You don’t have to scroll down very far in past posts to see what prompted this rebuild but at this point I can honestly say I’m glad it happened!
And on the subject of reliability, low volume FFC PCB’s have become available through services like OSH Park which have allowed some very time and space saving options that do wonders for the assembly.
Earrings have been a hackers’ target for electronic attachment for quite a while, but combining the needed components into a package small enough to wear in that finicky location is quite a challenge. If [Sawaiz Syed]’s Art Deco Earrings are anything to go by, ear computers have a bright future ahead of them!
This is a project unusually well described by its name. It is in fact an earring, with art deco styling. But that sells it way too short. This sliver of a flex circuit board is double sided to host an ATtiny, accelerometer, LDO, and eight 2020 formfactor controller-integrated LEDs. Of course it’s motion sensitive, reacting to the wearer’s movement via LED pattern. [Sawaiz] makes reference to wearing it while dancing, and we can’t help but imagine an entire ballroom all aglow with tiny points of LED light.
This action plugin adds and deletes teardrops to a PCB.
This implementation uses zones instead of arcs. This allows to comply with DRC rules by simply rebuild all zones. You can also modify their shape by simply modifying the zone outline (like any other zone). Teardrops created with this script use a specific priority (0x4242) to be recognized as teardrops.
You also need to be careful that there is not copper on the same layer too close to the zone. For example, the text was too close to the teardrop zone on this via, so I moved the text down and the zone now fills correctly:
An open GitHub issue is that the teardrop zone does not align perfectly for SMD pads that are not circles (like rectangles, squares, rounded rectangles). The work around I used was to move the zone after it is filled to align with my SMD pad:
I hope you have fun with this plugin and leave a comment if you use it your own design!
The last two years has been a particularly exciting time for KiCad, for users, casual contributors, and for the core developers too. Even so, there are many cool new features that are still in process. One bottleneck with open-source development of complex tools like KiCad is the limited amount of time that developers can devote for the project. Action plugins stand to both reduce developer load and increase the pace of development by making it easier to add your own functionality to the already extensible tool.
Since version 5.0, we’ve seen an explosion of extremely useful action plugins for KiCad that have added some very useful bells and whistles.

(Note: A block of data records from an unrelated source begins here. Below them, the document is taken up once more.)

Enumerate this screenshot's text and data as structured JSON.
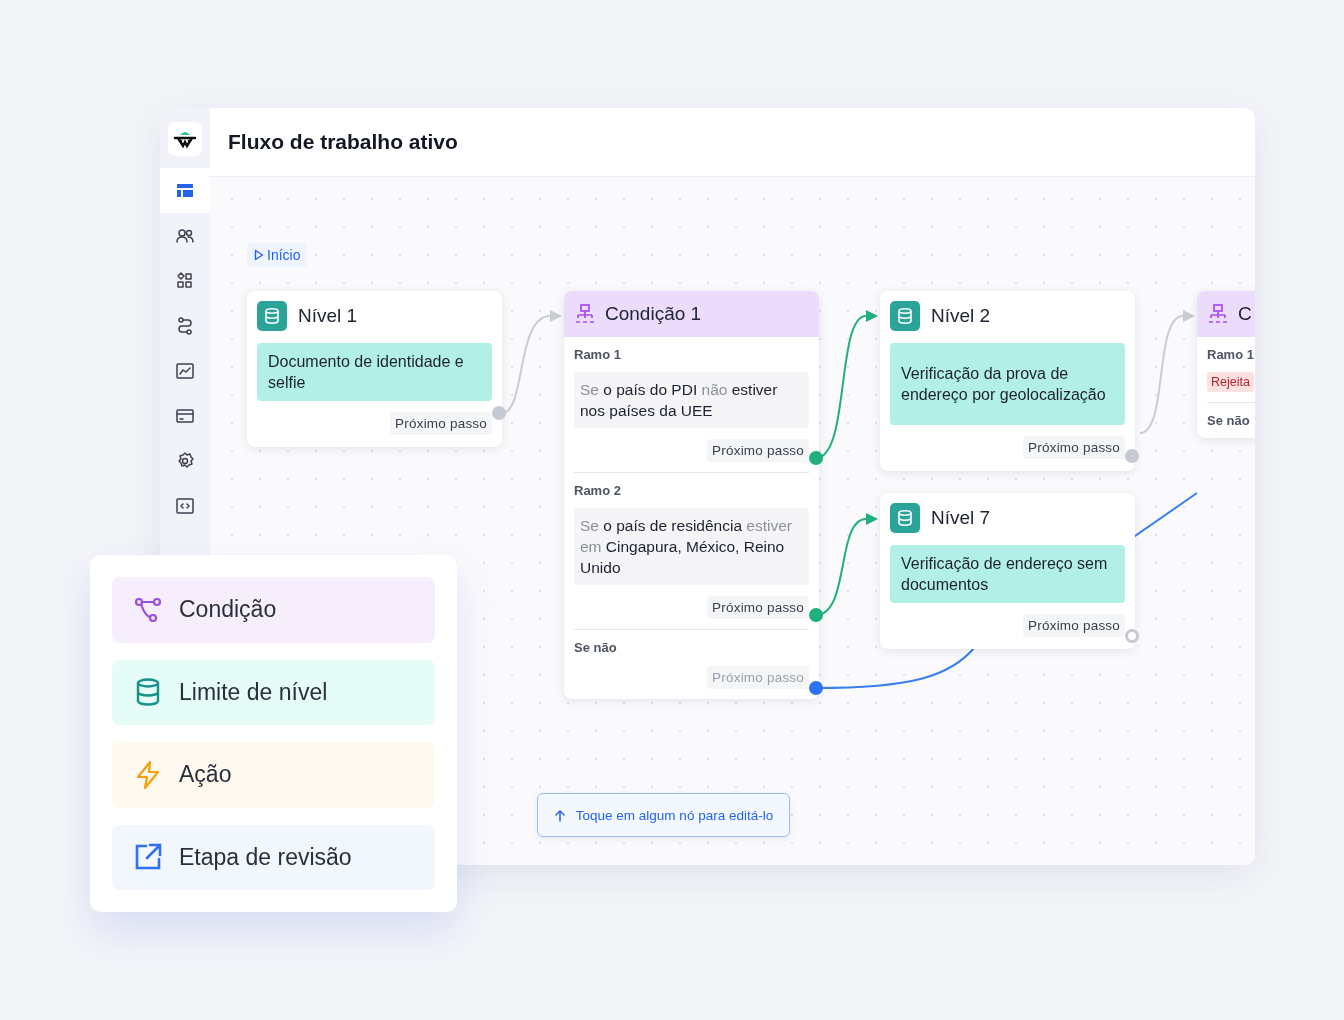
{
  "window": {
    "title": "Fluxo de trabalho ativo"
  },
  "sidebar": {
    "items": [
      {
        "selected": true
      },
      {
        "selected": false
      },
      {
        "selected": false
      },
      {
        "selected": false
      },
      {
        "selected": false
      },
      {
        "selected": false
      },
      {
        "selected": false
      },
      {
        "selected": false
      }
    ]
  },
  "start": {
    "label": "Início"
  },
  "nodes": [
    {
      "kind": "level",
      "title": "Nível 1",
      "description": "Documento de identidade e selfie",
      "next": "Próximo passo"
    },
    {
      "kind": "condition",
      "title": "Condição 1",
      "branches": [
        {
          "label": "Ramo 1",
          "condition": [
            {
              "text": "Se",
              "muted": true
            },
            {
              "text": "o país do PDI",
              "muted": false
            },
            {
              "text": "não",
              "muted": true
            },
            {
              "text": "estiver nos países da UEE",
              "muted": false
            }
          ],
          "next": "Próximo passo",
          "next_muted": false
        },
        {
          "label": "Ramo 2",
          "condition": [
            {
              "text": "Se",
              "muted": true
            },
            {
              "text": "o país de residência",
              "muted": false
            },
            {
              "text": "estiver em",
              "muted": true
            },
            {
              "text": "Cingapura, México, Reino Unido",
              "muted": false
            }
          ],
          "next": "Próximo passo",
          "next_muted": false
        },
        {
          "label": "Se não",
          "next": "Próximo passo",
          "next_muted": true
        }
      ]
    },
    {
      "kind": "level",
      "title": "Nível 2",
      "description": "Verificação da prova de endereço por geolocalização",
      "next": "Próximo passo"
    },
    {
      "kind": "level",
      "title": "Nível 7",
      "description": "Verificação de endereço sem documentos",
      "next": "Próximo passo"
    },
    {
      "kind": "condition",
      "title": "C",
      "branches": [
        {
          "label": "Ramo 1",
          "tag": "Rejeita"
        },
        {
          "label": "Se não"
        }
      ]
    }
  ],
  "hint": {
    "text": "Toque em algum nó para editá-lo"
  },
  "palette": [
    {
      "kind": "condition",
      "label": "Condição"
    },
    {
      "kind": "level",
      "label": "Limite de nível"
    },
    {
      "kind": "action",
      "label": "Ação"
    },
    {
      "kind": "review",
      "label": "Etapa de revisão"
    }
  ]
}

The KiCad website lists a couple of external tools, but there’s a lot of action happening out there, so we decided to round up some of the more useful ones.
In the early days, PCB fabs often had yield issues due to offset drill holes, particularly on vias and micro-vias. One trick that PCB designers used to mitigate this problem was to use “teardrops”. The area around the pad or via that connected to the track was made into a teardrop shape, ostensibly in the hope that it would improve matters. Fabs nowadays do a pretty good job due to improved processes and accurate machines, so the jury is still out on the use of teardrops, but KiCad does have a Teardrop plugin, in case anyone wants to use it. Combined with smooth, rounded tracks, we’re guessing teardrops would be pretty helpful in the artistic PCBs department.